I want Lombardi Wines to grow organically. I learned once, make one less case than is demanded, and creating future demand of my wines is a guiding philosophy. Connecting with people through participation in charity wine auctions across the country has created very meaningful relationships and friendships that I truly cherish. Connecting us through wine helps raise much-needed awareness and funds for very worthwhile causes.
Who is your winemaker and how did you get connected with him?
Cabell Coursey is our winemaker; I met him when Kosta Browne hired him to be our winemaker and viticulturalist. He made the best wines during my tenure there. Cabell’s obsession with winemaking began with a harvest in Burgundy while he was enjoying a semester abroad. After finishing his BS degree, Cabell spent a few vintages picking grapes and scrubbing floors in Burgundy, and then moved to Oregon’s Willamette Valley. Following his time in Oregon, Cabell traveled to Christchurch, New Zealand, where he earned degrees in Enology and Viticulture from Lincoln University. During his time in New Zealand Cabell focused on cool climate viticulture, which serves him very well in Sonoma County. Cabell has also held winemaking positions at Alder Springs Vineyard, Beaux Freres, Dumol, and Flanagan and has built the most beautiful Bennett Mountain estate, Coursey Graves Winery, where I am lucky to make my wines.
What vineyards do you source from?
We make small lots of Chardonnay and Pinot Noir from vineyards in Sonoma County. Our Pinot Noir fruit continues to be sourced from a family of growers in the Petaluma Gap including Gap’s Crown, Griffin’s Lair, Hill Justice, Keller Estate, Sangiacomo Robert’s Road, Sonoma Stage, Spring Hill, Sun Chase, and Terra de Promissio Vineyards.
You were involved with the Petaluma Gap Winegrowers during its early history. Can you share with us what your role was and how you were involved?
From 2010-2015 I wasDirector of Brand Management at Kosta Browne and got involved with the board of the PGWA. I helped promote the concept of the Gap becoming an official AVA, along with Liz Thach, Tom Wark, and Doug Cover, while building awareness for this amazing appellation.
You also have your own marketing consultancy and have worked with many top wine brands. Tell us about that.
In 2015, I launched my company, Lombardi Marketing LLC to be a boutique consulting company offering marketing, public relations, and wholesale services for the benefit of small to mid-size wine companies in need of this expertise. I have now worked with almost 30 small family wine businesses and their wineries under various projects.
You and your wife, Christine, have two sons. Are they old enough to help you make wine and do they have any interest in following in your footsteps?

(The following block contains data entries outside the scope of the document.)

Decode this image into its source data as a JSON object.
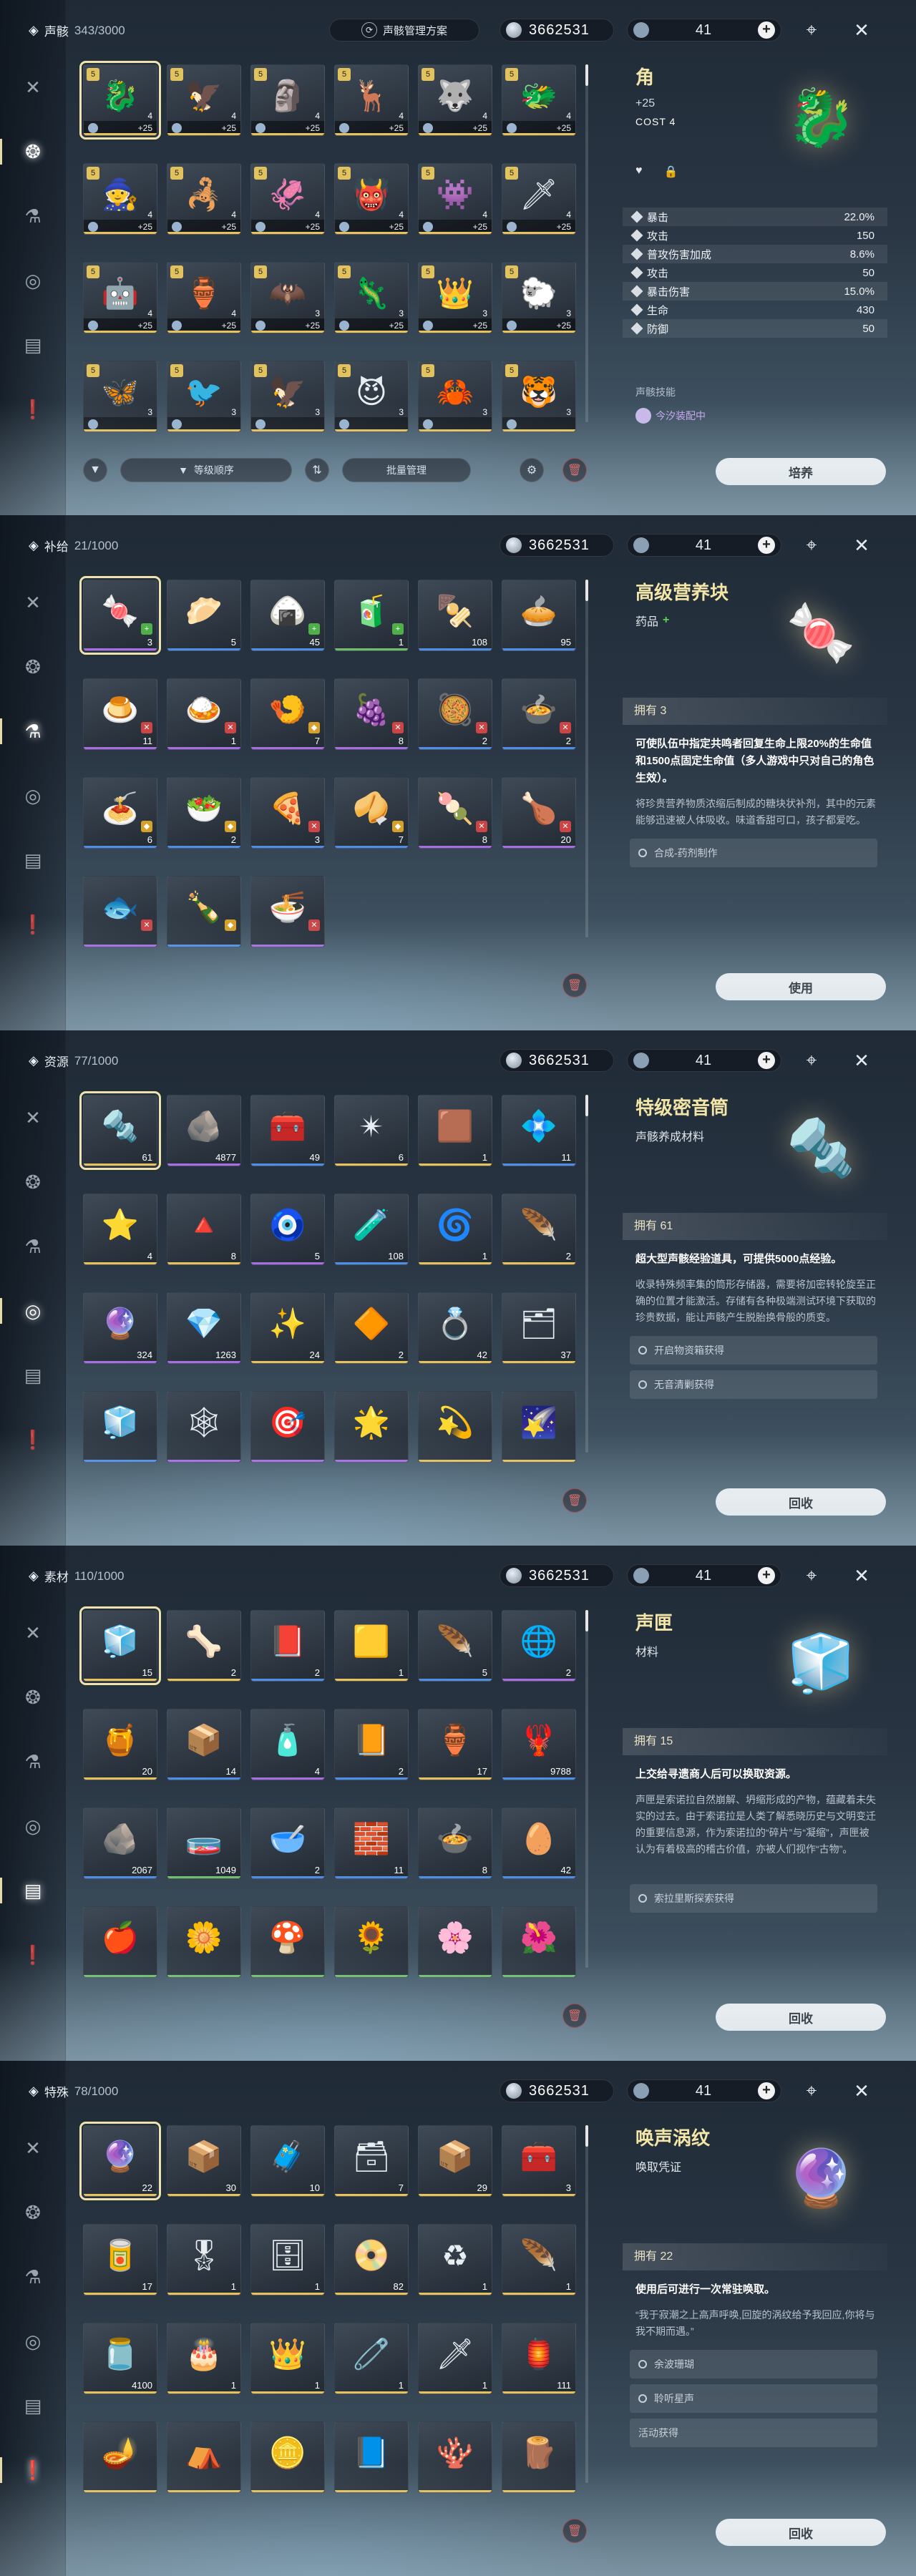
{
  "colors": {
    "accent_gold": "#f3e5a8",
    "rarity_gold": "#e7c25a",
    "rarity_purple": "#a76ce6",
    "rarity_blue": "#4f8ee8",
    "rarity_green": "#6fc06a"
  },
  "header": {
    "currency": "3662531",
    "stamina": "41",
    "plan_label": "声骸管理方案"
  },
  "nav_icons": [
    "crossed-swords-icon",
    "echo-mask-icon",
    "supplies-capsule-icon",
    "resources-icon",
    "materials-icon",
    "special-items-icon"
  ],
  "panels": [
    {
      "category": "声骸",
      "count": "343/3000",
      "active_nav": 1,
      "action": "培养",
      "sort_label": "等级顺序",
      "batch_label": "批量管理",
      "items": [
        {
          "icon": "🐉",
          "lvl": "5",
          "cost": "4",
          "plus": "+25",
          "rar": "gold",
          "sel": true
        },
        {
          "icon": "🦅",
          "lvl": "5",
          "cost": "4",
          "plus": "+25",
          "rar": "gold"
        },
        {
          "icon": "🗿",
          "lvl": "5",
          "cost": "4",
          "plus": "+25",
          "rar": "gold"
        },
        {
          "icon": "🦌",
          "lvl": "5",
          "cost": "4",
          "plus": "+25",
          "rar": "gold"
        },
        {
          "icon": "🐺",
          "lvl": "5",
          "cost": "4",
          "plus": "+25",
          "rar": "gold"
        },
        {
          "icon": "🐲",
          "lvl": "5",
          "cost": "4",
          "plus": "+25",
          "rar": "gold"
        },
        {
          "icon": "🧙",
          "lvl": "5",
          "cost": "4",
          "plus": "+25",
          "rar": "gold"
        },
        {
          "icon": "🦂",
          "lvl": "5",
          "cost": "4",
          "plus": "+25",
          "rar": "gold"
        },
        {
          "icon": "🦑",
          "lvl": "5",
          "cost": "4",
          "plus": "+25",
          "rar": "gold"
        },
        {
          "icon": "👹",
          "lvl": "5",
          "cost": "4",
          "plus": "+25",
          "rar": "gold"
        },
        {
          "icon": "👾",
          "lvl": "5",
          "cost": "4",
          "plus": "+25",
          "rar": "gold"
        },
        {
          "icon": "🗡",
          "lvl": "5",
          "cost": "4",
          "plus": "+25",
          "rar": "gold"
        },
        {
          "icon": "🤖",
          "lvl": "5",
          "cost": "4",
          "plus": "+25",
          "rar": "gold"
        },
        {
          "icon": "🏺",
          "lvl": "5",
          "cost": "4",
          "plus": "+25",
          "rar": "gold"
        },
        {
          "icon": "🦇",
          "lvl": "5",
          "cost": "3",
          "plus": "+25",
          "rar": "gold"
        },
        {
          "icon": "🦎",
          "lvl": "5",
          "cost": "3",
          "plus": "+25",
          "rar": "gold"
        },
        {
          "icon": "👑",
          "lvl": "5",
          "cost": "3",
          "plus": "+25",
          "rar": "gold"
        },
        {
          "icon": "🐑",
          "lvl": "5",
          "cost": "3",
          "plus": "+25",
          "rar": "gold"
        },
        {
          "icon": "🦋",
          "lvl": "5",
          "cost": "3",
          "plus": "",
          "rar": "gold"
        },
        {
          "icon": "🐦",
          "lvl": "5",
          "cost": "3",
          "plus": "",
          "rar": "gold"
        },
        {
          "icon": "🦅",
          "lvl": "5",
          "cost": "3",
          "plus": "",
          "rar": "gold"
        },
        {
          "icon": "😈",
          "lvl": "5",
          "cost": "3",
          "plus": "",
          "rar": "gold"
        },
        {
          "icon": "🦀",
          "lvl": "5",
          "cost": "3",
          "plus": "",
          "rar": "gold"
        },
        {
          "icon": "🐯",
          "lvl": "5",
          "cost": "3",
          "plus": "",
          "rar": "gold"
        }
      ],
      "detail": {
        "name": "角",
        "level": "+25",
        "cost": "COST 4",
        "icon": "🐉",
        "stats": [
          [
            "暴击",
            "22.0%"
          ],
          [
            "攻击",
            "150"
          ],
          [
            "普攻伤害加成",
            "8.6%"
          ],
          [
            "攻击",
            "50"
          ],
          [
            "暴击伤害",
            "15.0%"
          ],
          [
            "生命",
            "430"
          ],
          [
            "防御",
            "50"
          ]
        ],
        "skill": "声骸技能",
        "equipped": "今汐装配中"
      }
    },
    {
      "category": "补给",
      "count": "21/1000",
      "active_nav": 2,
      "action": "使用",
      "items": [
        {
          "icon": "🍬",
          "qty": "3",
          "rar": "purple",
          "mark": "g",
          "sel": true
        },
        {
          "icon": "🥟",
          "qty": "5",
          "rar": "blue"
        },
        {
          "icon": "🍙",
          "qty": "45",
          "rar": "blue",
          "mark": "g"
        },
        {
          "icon": "🧃",
          "qty": "1",
          "rar": "green",
          "mark": "g"
        },
        {
          "icon": "🍢",
          "qty": "108",
          "rar": "blue"
        },
        {
          "icon": "🥧",
          "qty": "95",
          "rar": "blue"
        },
        {
          "icon": "🍮",
          "qty": "11",
          "rar": "purple",
          "mark": "r"
        },
        {
          "icon": "🍛",
          "qty": "1",
          "rar": "purple",
          "mark": "r"
        },
        {
          "icon": "🍤",
          "qty": "7",
          "rar": "purple",
          "mark": "y"
        },
        {
          "icon": "🍇",
          "qty": "8",
          "rar": "purple",
          "mark": "r"
        },
        {
          "icon": "🥘",
          "qty": "2",
          "rar": "blue",
          "mark": "r"
        },
        {
          "icon": "🍲",
          "qty": "2",
          "rar": "blue",
          "mark": "r"
        },
        {
          "icon": "🍝",
          "qty": "6",
          "rar": "blue",
          "mark": "y"
        },
        {
          "icon": "🥗",
          "qty": "2",
          "rar": "blue",
          "mark": "y"
        },
        {
          "icon": "🍕",
          "qty": "3",
          "rar": "blue",
          "mark": "r"
        },
        {
          "icon": "🥠",
          "qty": "7",
          "rar": "blue",
          "mark": "y"
        },
        {
          "icon": "🍡",
          "qty": "8",
          "rar": "purple",
          "mark": "r"
        },
        {
          "icon": "🍗",
          "qty": "20",
          "rar": "purple",
          "mark": "r"
        },
        {
          "icon": "🐟",
          "qty": "",
          "rar": "purple",
          "mark": "r"
        },
        {
          "icon": "🍾",
          "qty": "",
          "rar": "blue",
          "mark": "y"
        },
        {
          "icon": "🍜",
          "qty": "",
          "rar": "purple",
          "mark": "r"
        }
      ],
      "detail": {
        "name": "高级营养块",
        "type": "药品",
        "icon": "🍬",
        "own": "拥有 3",
        "effect": "可使队伍中指定共鸣者回复生命上限20%的生命值和1500点固定生命值（多人游戏中只对自己的角色生效）。",
        "desc": "将珍贵营养物质浓缩后制成的糖块状补剂，其中的元素能够迅速被人体吸收。味道香甜可口，孩子都爱吃。",
        "sources": [
          "合成-药剂制作"
        ]
      }
    },
    {
      "category": "资源",
      "count": "77/1000",
      "active_nav": 3,
      "action": "回收",
      "items": [
        {
          "icon": "🔩",
          "qty": "61",
          "rar": "gold",
          "sel": true
        },
        {
          "icon": "🪨",
          "qty": "4877",
          "rar": "purple"
        },
        {
          "icon": "🧰",
          "qty": "49",
          "rar": "blue"
        },
        {
          "icon": "✴",
          "qty": "6",
          "rar": "gold"
        },
        {
          "icon": "🟫",
          "qty": "1",
          "rar": "gold"
        },
        {
          "icon": "💠",
          "qty": "11",
          "rar": "blue"
        },
        {
          "icon": "⭐",
          "qty": "4",
          "rar": "gold"
        },
        {
          "icon": "🔺",
          "qty": "8",
          "rar": "gold"
        },
        {
          "icon": "🧿",
          "qty": "5",
          "rar": "purple"
        },
        {
          "icon": "🧪",
          "qty": "108",
          "rar": "blue"
        },
        {
          "icon": "🌀",
          "qty": "1",
          "rar": "gold"
        },
        {
          "icon": "🪶",
          "qty": "2",
          "rar": "gold"
        },
        {
          "icon": "🔮",
          "qty": "324",
          "rar": "purple"
        },
        {
          "icon": "💎",
          "qty": "1263",
          "rar": "purple"
        },
        {
          "icon": "✨",
          "qty": "24",
          "rar": "gold"
        },
        {
          "icon": "🔶",
          "qty": "2",
          "rar": "gold"
        },
        {
          "icon": "💍",
          "qty": "42",
          "rar": "gold"
        },
        {
          "icon": "🗂",
          "qty": "37",
          "rar": "gold"
        },
        {
          "icon": "🧊",
          "qty": "",
          "rar": "blue"
        },
        {
          "icon": "🕸",
          "qty": "",
          "rar": "purple"
        },
        {
          "icon": "🎯",
          "qty": "",
          "rar": "purple"
        },
        {
          "icon": "🌟",
          "qty": "",
          "rar": "purple"
        },
        {
          "icon": "💫",
          "qty": "",
          "rar": "gold"
        },
        {
          "icon": "🌠",
          "qty": "",
          "rar": "gold"
        }
      ],
      "detail": {
        "name": "特级密音筒",
        "type": "声骸养成材料",
        "icon": "🔩",
        "own": "拥有 61",
        "effect": "超大型声骸经验道具，可提供5000点经验。",
        "desc": "收录特殊频率集的筒形存储器，需要将加密转轮旋至正确的位置才能激活。存储有各种极端测试环境下获取的珍贵数据，能让声骸产生脱胎换骨般的质变。",
        "sources": [
          "开启物资箱获得",
          "无音清剿获得"
        ]
      }
    },
    {
      "category": "素材",
      "count": "110/1000",
      "active_nav": 4,
      "action": "回收",
      "items": [
        {
          "icon": "🧊",
          "qty": "15",
          "rar": "gold",
          "sel": true
        },
        {
          "icon": "🦴",
          "qty": "2",
          "rar": "gold"
        },
        {
          "icon": "📕",
          "qty": "2",
          "rar": "blue"
        },
        {
          "icon": "🟨",
          "qty": "1",
          "rar": "gold"
        },
        {
          "icon": "🪶",
          "qty": "5",
          "rar": "blue"
        },
        {
          "icon": "🌐",
          "qty": "2",
          "rar": "purple"
        },
        {
          "icon": "🍯",
          "qty": "20",
          "rar": "gold"
        },
        {
          "icon": "📦",
          "qty": "14",
          "rar": "blue"
        },
        {
          "icon": "🧴",
          "qty": "4",
          "rar": "purple"
        },
        {
          "icon": "📙",
          "qty": "2",
          "rar": "blue"
        },
        {
          "icon": "🏺",
          "qty": "17",
          "rar": "gold"
        },
        {
          "icon": "🦞",
          "qty": "9788",
          "rar": "blue"
        },
        {
          "icon": "🪨",
          "qty": "2067",
          "rar": "blue"
        },
        {
          "icon": "🧫",
          "qty": "1049",
          "rar": "green"
        },
        {
          "icon": "🥣",
          "qty": "2",
          "rar": "blue"
        },
        {
          "icon": "🧱",
          "qty": "11",
          "rar": "blue"
        },
        {
          "icon": "🍲",
          "qty": "8",
          "rar": "blue"
        },
        {
          "icon": "🥚",
          "qty": "42",
          "rar": "blue"
        },
        {
          "icon": "🍎",
          "qty": "",
          "rar": "green"
        },
        {
          "icon": "🌼",
          "qty": "",
          "rar": "green"
        },
        {
          "icon": "🍄",
          "qty": "",
          "rar": "green"
        },
        {
          "icon": "🌻",
          "qty": "",
          "rar": "green"
        },
        {
          "icon": "🌸",
          "qty": "",
          "rar": "green"
        },
        {
          "icon": "🌺",
          "qty": "",
          "rar": "green"
        }
      ],
      "detail": {
        "name": "声匣",
        "type": "材料",
        "icon": "🧊",
        "own": "拥有 15",
        "effect": "上交给寻遗商人后可以换取资源。",
        "desc": "声匣是索诺拉自然崩解、坍缩形成的产物，蕴藏着未失实的过去。由于索诺拉是人类了解悉晓历史与文明变迁的重要信息源，作为索诺拉的“碎片”与“凝缩”，声匣被认为有着极高的稽古价值，亦被人们视作“古物”。",
        "sources": [
          "索拉里斯探索获得"
        ]
      }
    },
    {
      "category": "特殊",
      "count": "78/1000",
      "active_nav": 5,
      "action": "回收",
      "items": [
        {
          "icon": "🔮",
          "qty": "22",
          "rar": "gold",
          "sel": true
        },
        {
          "icon": "📦",
          "qty": "30",
          "rar": "gold"
        },
        {
          "icon": "🧳",
          "qty": "10",
          "rar": "gold"
        },
        {
          "icon": "🗃",
          "qty": "7",
          "rar": "gold"
        },
        {
          "icon": "📦",
          "qty": "29",
          "rar": "gold"
        },
        {
          "icon": "🧰",
          "qty": "3",
          "rar": "gold"
        },
        {
          "icon": "🥫",
          "qty": "17",
          "rar": "gold"
        },
        {
          "icon": "🎖",
          "qty": "1",
          "rar": "gold"
        },
        {
          "icon": "🗄",
          "qty": "1",
          "rar": "gold"
        },
        {
          "icon": "📀",
          "qty": "82",
          "rar": "gold"
        },
        {
          "icon": "♻",
          "qty": "1",
          "rar": "gold"
        },
        {
          "icon": "🪶",
          "qty": "1",
          "rar": "gold"
        },
        {
          "icon": "🫙",
          "qty": "4100",
          "rar": "gold"
        },
        {
          "icon": "🎂",
          "qty": "1",
          "rar": "gold"
        },
        {
          "icon": "👑",
          "qty": "1",
          "rar": "gold"
        },
        {
          "icon": "🧷",
          "qty": "1",
          "rar": "gold"
        },
        {
          "icon": "🗡",
          "qty": "1",
          "rar": "gold"
        },
        {
          "icon": "🏮",
          "qty": "111",
          "rar": "gold"
        },
        {
          "icon": "🪔",
          "qty": "",
          "rar": "gold"
        },
        {
          "icon": "⛺",
          "qty": "",
          "rar": "gold"
        },
        {
          "icon": "🪙",
          "qty": "",
          "rar": "gold"
        },
        {
          "icon": "📘",
          "qty": "",
          "rar": "gold"
        },
        {
          "icon": "🪸",
          "qty": "",
          "rar": "gold"
        },
        {
          "icon": "🪵",
          "qty": "",
          "rar": "gold"
        }
      ],
      "detail": {
        "name": "唤声涡纹",
        "type": "唤取凭证",
        "icon": "🔮",
        "own": "拥有 22",
        "effect": "使用后可进行一次常驻唤取。",
        "desc": "“我于寂潮之上高声呼唤,回旋的涡纹给予我回应,你将与我不期而遇。”",
        "sources": [
          "余波珊瑚",
          "聆听星声",
          "活动获得"
        ]
      }
    }
  ]
}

Both our boyshave grown up seeing their dad in the wine business. They have experienced the creation of Lombardi Wines, and participated in handpicking during harvest, hand bottling and labeling, and enjoying the fruits of our creation. Drew, at 21, is a rising senior at Cal Poly-SLO majoring in Oenology and Viticulture. He has already worked harvests for Browne Family Wines, CIRQ, CHEV Wines in the Russian River Valley and BOOKER Wines and Favorite Neighbor in Paso Robles. He plans to make a career in wine.
Aidan, at 19 years old, is a redshirt freshman from Utah University, now playing Shortstop and Pitching at the SRJC, planning to transfer to another D1 school to play collegiate baseball, while studying Business Communications.